While beyond the day-to-day thought process of most of us, Dr. Hawking spent his entire life in searching for theories to explain the universe. Said differently, his work revealed many landmarks in the struggle to find a unified theory of nature.
This may not seem relevant to many of us who work to manage information better and more effectively, but think about the size of the task that he undertook compared to the challenges that we face in our endeavors.
Trying to solve our information compliance challenges, we are often muddled by external factors, politics, and historical processes. Dr. Hawking first had to work through the existing theories and then move on to prove theories others had never even contemplated.
One of Hawking’s greatest discoveries is known as Hawking Radiation, which turned our understanding of black holes upside down. It transformed them from destroyers to creators – or at least recyclers. Until that time, black holes were understood to destroy all matter that entered them. Dr. Hawking, however, found that certain particles should also radiate from smaller black holes. In an interview in 1978, he states that he wasn’t looking for them at all: “I merely tripped over them. I was rather annoyed,” he said.

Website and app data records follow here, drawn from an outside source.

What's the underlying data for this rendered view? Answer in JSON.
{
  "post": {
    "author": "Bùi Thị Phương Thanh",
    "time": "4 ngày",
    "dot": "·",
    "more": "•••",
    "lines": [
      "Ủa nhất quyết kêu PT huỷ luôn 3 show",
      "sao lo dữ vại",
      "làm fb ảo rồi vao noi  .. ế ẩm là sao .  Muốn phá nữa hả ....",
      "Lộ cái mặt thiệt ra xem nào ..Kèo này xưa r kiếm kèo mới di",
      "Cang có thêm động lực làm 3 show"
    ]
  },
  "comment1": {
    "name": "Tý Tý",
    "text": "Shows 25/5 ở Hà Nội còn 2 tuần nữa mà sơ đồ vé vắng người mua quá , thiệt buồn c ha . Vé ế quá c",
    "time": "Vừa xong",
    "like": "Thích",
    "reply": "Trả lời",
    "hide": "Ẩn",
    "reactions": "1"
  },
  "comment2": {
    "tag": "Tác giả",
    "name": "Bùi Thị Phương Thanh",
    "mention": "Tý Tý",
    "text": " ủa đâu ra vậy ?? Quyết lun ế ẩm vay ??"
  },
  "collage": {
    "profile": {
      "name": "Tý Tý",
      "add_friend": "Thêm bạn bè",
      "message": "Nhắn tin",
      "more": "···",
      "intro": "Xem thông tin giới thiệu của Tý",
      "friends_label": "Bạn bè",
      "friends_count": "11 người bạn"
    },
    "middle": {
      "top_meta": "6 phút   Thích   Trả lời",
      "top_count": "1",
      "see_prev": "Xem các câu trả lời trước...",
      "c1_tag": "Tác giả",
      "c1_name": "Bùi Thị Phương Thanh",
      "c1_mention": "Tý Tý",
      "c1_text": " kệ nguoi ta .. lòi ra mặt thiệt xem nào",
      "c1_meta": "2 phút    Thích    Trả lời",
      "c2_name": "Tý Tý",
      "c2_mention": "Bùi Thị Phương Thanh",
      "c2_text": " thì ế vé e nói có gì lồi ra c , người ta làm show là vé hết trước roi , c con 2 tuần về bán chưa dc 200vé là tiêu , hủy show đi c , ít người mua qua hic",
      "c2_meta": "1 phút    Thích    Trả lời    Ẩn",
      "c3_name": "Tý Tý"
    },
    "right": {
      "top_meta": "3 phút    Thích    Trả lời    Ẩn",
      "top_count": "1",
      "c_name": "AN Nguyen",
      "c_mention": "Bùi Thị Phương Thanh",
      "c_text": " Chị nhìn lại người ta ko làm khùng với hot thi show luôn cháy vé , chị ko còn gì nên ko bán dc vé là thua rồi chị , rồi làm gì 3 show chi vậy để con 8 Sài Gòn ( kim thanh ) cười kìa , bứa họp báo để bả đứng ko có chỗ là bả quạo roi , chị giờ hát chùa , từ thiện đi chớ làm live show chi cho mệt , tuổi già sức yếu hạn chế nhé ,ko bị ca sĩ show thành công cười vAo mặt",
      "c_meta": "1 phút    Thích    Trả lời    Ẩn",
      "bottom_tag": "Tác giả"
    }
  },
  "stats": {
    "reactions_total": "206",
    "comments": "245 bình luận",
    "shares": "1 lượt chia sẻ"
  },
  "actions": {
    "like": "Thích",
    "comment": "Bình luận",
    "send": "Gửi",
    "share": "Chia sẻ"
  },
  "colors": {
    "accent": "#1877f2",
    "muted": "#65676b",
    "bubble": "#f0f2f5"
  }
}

A Unified Theory of Records Management
Let’s apply this revelation to our challenges in our smaller universe. We are faced with the daunting challenge that many secretly (or not so secretly) believe can’t be solved. When we look at our current information management practices and realize that the problem is too big and filled with challenges, we may be tempted to believe that accepting that “this is the way it is” could be much easier. We make small attempts, implementing processes and technologies, but never realize the pinnacle of our efforts by managing all information effectively. As Dr. Hawking said, “I have noticed even people who claim everything is predestined, and that we can do nothing to change it, look before they cross the road.”
We must take a page out of Dr. Hawking’s notebook. He had very big and grand ideas of what he believed and through a lifetime of research, he never reached that final, definitive answer. He made tremendous achievements, inching his way to that destination. Along the way, he turned many beliefs on their sides, disproved others, and redefined the way we understand the universe.

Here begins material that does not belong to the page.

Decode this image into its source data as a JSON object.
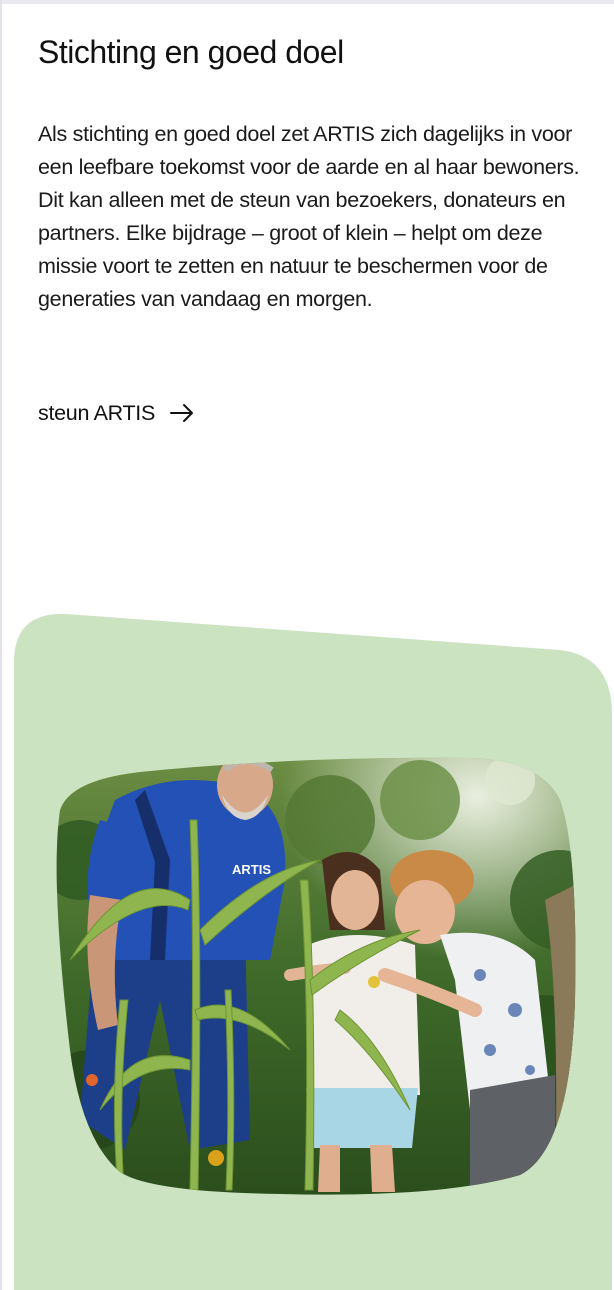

Like Hawking, look at your information management challenges in the grandest way possible and identify those steps along the way that get you moving in the right direction. Achieving the small efforts takes those theories and makes them real. It also makes the detractors and naysayers stand up and take notice that your efforts will actually lead to positive results.
“Intelligence is the ability to adapt to change”
Consider taking small steps in your information management journey. These can be the unification and simplification of retention policies, getting your network shared drives under some form of policy, or even implementing an information lifecycle throughout your content repositories. These steps will go a long way to improving your business, increasing productivity and ensuring compliance across even a sub-set of your universe.
Take it from one of the greatest minds of all time, Dr Stephen Hawking: sometimes not looking for the answer will reveal results, as long as you do the work.
By Brad Teed